The other Silicon Valleys
Israel, Russia, Saudi Arabia, Sweden or England: where will the next innovation hub be?
Now, it’s not just Santa Clara Valley. At some point, the Silicon Valley – the ultimate technology incubator – will have lost out. Or, at least, share its primacy. But with whom?
The new Digital Economy & Society Index (DESI), published by the European Commission on Feb. 26, shows that digitalization is now a global phenomenon. And innovation grows with it.
Sure, there are more advanced areas. Overall, the EU received a score of 0.52 out of 1 and all Countries improved their scores, excepting Sweden which anyway confirmed its position among the winners.
According to these data, it’s reasonable to expect that the most digitized and dynamic centers will run to become the next capital of innovation. Currently - inside and outside Europe - there are some candidates who are pressing to impose themselves. And we can call them “the new Silicon Valleys”.
It’s mostly the northeastern neighborhood of Ramat HaHayal, where some of the leading global high-tech firms have research and development offices. The American and European start-ups are the product of genius and private initiative, while in Israel they are a collective enterprise that defines the economy of a nation. As the kibbutz in the ‘50s.
Today, in fact, Israel dedicates to research and development more than 4.4% of its GDP (the highest score in the OECD countries), and the Ministry of Economy spends around $ 450 million for new start-ups.
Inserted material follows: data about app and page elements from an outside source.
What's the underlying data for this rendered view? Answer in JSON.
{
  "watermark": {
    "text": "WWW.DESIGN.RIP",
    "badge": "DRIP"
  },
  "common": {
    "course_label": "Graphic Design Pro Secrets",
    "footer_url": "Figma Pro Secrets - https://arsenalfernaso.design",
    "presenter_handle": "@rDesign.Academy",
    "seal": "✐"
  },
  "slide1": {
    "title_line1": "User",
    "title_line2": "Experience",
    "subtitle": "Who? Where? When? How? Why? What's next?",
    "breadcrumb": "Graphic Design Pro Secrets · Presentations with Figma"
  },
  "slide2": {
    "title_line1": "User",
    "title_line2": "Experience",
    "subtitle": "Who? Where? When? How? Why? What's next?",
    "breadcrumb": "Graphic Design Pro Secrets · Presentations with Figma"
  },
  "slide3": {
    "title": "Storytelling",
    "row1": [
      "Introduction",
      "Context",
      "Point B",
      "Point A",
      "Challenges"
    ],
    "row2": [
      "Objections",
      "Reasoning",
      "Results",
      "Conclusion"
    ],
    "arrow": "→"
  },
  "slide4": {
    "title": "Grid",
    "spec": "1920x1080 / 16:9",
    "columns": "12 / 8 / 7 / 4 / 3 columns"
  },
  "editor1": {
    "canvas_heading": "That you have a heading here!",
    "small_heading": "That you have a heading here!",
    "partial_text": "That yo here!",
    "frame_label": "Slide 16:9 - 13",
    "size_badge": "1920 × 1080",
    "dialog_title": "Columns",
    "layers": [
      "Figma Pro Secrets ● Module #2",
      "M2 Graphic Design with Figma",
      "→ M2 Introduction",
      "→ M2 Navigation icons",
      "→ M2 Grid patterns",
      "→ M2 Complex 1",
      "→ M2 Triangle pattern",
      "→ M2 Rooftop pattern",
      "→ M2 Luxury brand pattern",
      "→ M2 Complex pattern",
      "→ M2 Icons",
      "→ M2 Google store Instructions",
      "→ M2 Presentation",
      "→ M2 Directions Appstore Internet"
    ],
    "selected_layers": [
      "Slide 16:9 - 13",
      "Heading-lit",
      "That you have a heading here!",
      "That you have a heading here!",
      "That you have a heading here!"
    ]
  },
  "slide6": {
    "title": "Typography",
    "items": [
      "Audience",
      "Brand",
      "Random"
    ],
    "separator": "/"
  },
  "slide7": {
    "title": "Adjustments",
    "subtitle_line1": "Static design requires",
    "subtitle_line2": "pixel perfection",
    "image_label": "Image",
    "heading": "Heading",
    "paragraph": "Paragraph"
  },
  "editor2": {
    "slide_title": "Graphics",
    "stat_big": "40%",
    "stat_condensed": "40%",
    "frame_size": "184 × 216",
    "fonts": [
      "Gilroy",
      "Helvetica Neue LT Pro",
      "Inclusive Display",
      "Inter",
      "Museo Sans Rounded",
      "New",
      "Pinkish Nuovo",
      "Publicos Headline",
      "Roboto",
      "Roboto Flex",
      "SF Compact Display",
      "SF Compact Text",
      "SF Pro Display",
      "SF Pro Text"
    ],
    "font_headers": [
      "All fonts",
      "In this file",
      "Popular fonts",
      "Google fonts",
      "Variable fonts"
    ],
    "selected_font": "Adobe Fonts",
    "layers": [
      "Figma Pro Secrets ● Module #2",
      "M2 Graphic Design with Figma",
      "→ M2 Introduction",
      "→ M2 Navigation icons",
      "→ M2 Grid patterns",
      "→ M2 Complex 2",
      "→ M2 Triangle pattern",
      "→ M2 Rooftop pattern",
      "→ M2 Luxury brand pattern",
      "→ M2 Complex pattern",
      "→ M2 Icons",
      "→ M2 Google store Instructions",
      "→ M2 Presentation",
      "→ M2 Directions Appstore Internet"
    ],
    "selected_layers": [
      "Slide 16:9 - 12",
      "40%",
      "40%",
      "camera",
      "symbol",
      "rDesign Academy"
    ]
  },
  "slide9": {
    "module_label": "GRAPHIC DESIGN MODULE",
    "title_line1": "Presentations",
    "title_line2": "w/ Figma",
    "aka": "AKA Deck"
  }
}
This public investment, combined with the initiative of multinational and private companies, makes a country of just 7.8 million inhabitants - and with serious geopolitical problems - an innovative center where every year more than 500 start-ups are founded. It ranked fifth in the last Global Startup Ecosystem Report, the world ranking of the best ecosystems for start-ups.
In the Soviet era, Russian science and technology were lavished with money and resources. The Cold War played a key role in maintaining a competitive and innovative spirit, but in post-communism this spirit has virtually dried up. Now the hope of reversing Russia’s fortune is represented by a small town near Moscow: Skolkovo.
“We have money but don’t have our Silicon Valley,” said in 2010 the former president Dmitry Medvedev. So Russia has built from scratch the Skolkovo Innovation Center. The whole site is supposed to be completed by 2020, but the area is already working and enlarging upon five core areas: information technology, nuclear technology, energy efficiency, biomedical innovation, and space and telecommunications. Skolkovo remains the largest test ground for Russian new economic policy, although it has fallen in the Global Startup Ecosystem Report to the thirteenth place.
KAEC is an acronym pronounced “cake”. It stands for King Abdullah Economic City, the new megacity built in the Saudi Arabian desert, north of Jeddah. A city with “2 million residents and a modern lifestyle, such as the new generation of Saudis used to while studying abroad”, explains Fahd Al-Rasheed, the managing director of the publicly traded Saudi company that runs the entire KAEC project.
Taking advantage of the proximity to the Red Sea, the city is also building “one of the largest ports in the world”. The city is divided into six main components: Industrial Zone, Sea Port, Residential Areas, Sea Resort, Educational Zone, and a Central Business District, which includes the Financial Island.
Under the disguise of a slow Nordic city, there is one of the most important tech start-up hubs in Europe. Just consider that both Skype and Spotify were founded in Stockholm. And there are many other recent examples, such as the Klarna Group, founded in 2005.
According to Reuters, in 2014 the Klarna generated revenues of more than $319 million. It serves 35 million users, works with 50,000 merchants and handles more than 250,000 transactions per day. This and other interesting realities - as Truecaller and Lifesum - make the Swedish city one of the most interesting and vital technology hubs in Europe. The reason for this success, according to Sebastian Siemiatkowski - CEO and cofounder of Klarna - is the famous Swedish welfare system, which allows entrepreneurs to take risks with a little more confidence.
East London Tech City (also known as Tech City or Silicon Roundabout) is a technology cluster located in central and east London, where it’s based, among others, the company King.com (who developed Candy Crush, for instance). Until ten years ago abandoned stores, closed factories and old industrial buildings marked the area. It slowly reborn, and now high-tech companies - whose number, in the last four years, is practically quadrupled – and now dominate the area.
With estimates ranging from 3200 to 5400 tech start-ups active and a yield of more than $44 billion, London is the innovative capital of the old continent also because it is close to the financial center of Europe and has a special link with the United States. Not to mention the fact that the British government, with programs like the SEIS, offers tax reliefs to investors taking high-risk in newly founded companies.
But the competition is still open. And while the Silicon Valley remains strong at the top of the best start-ups ecosystems in the world, there is no answer to the million-dollar question: what is going to be the next innovation hub?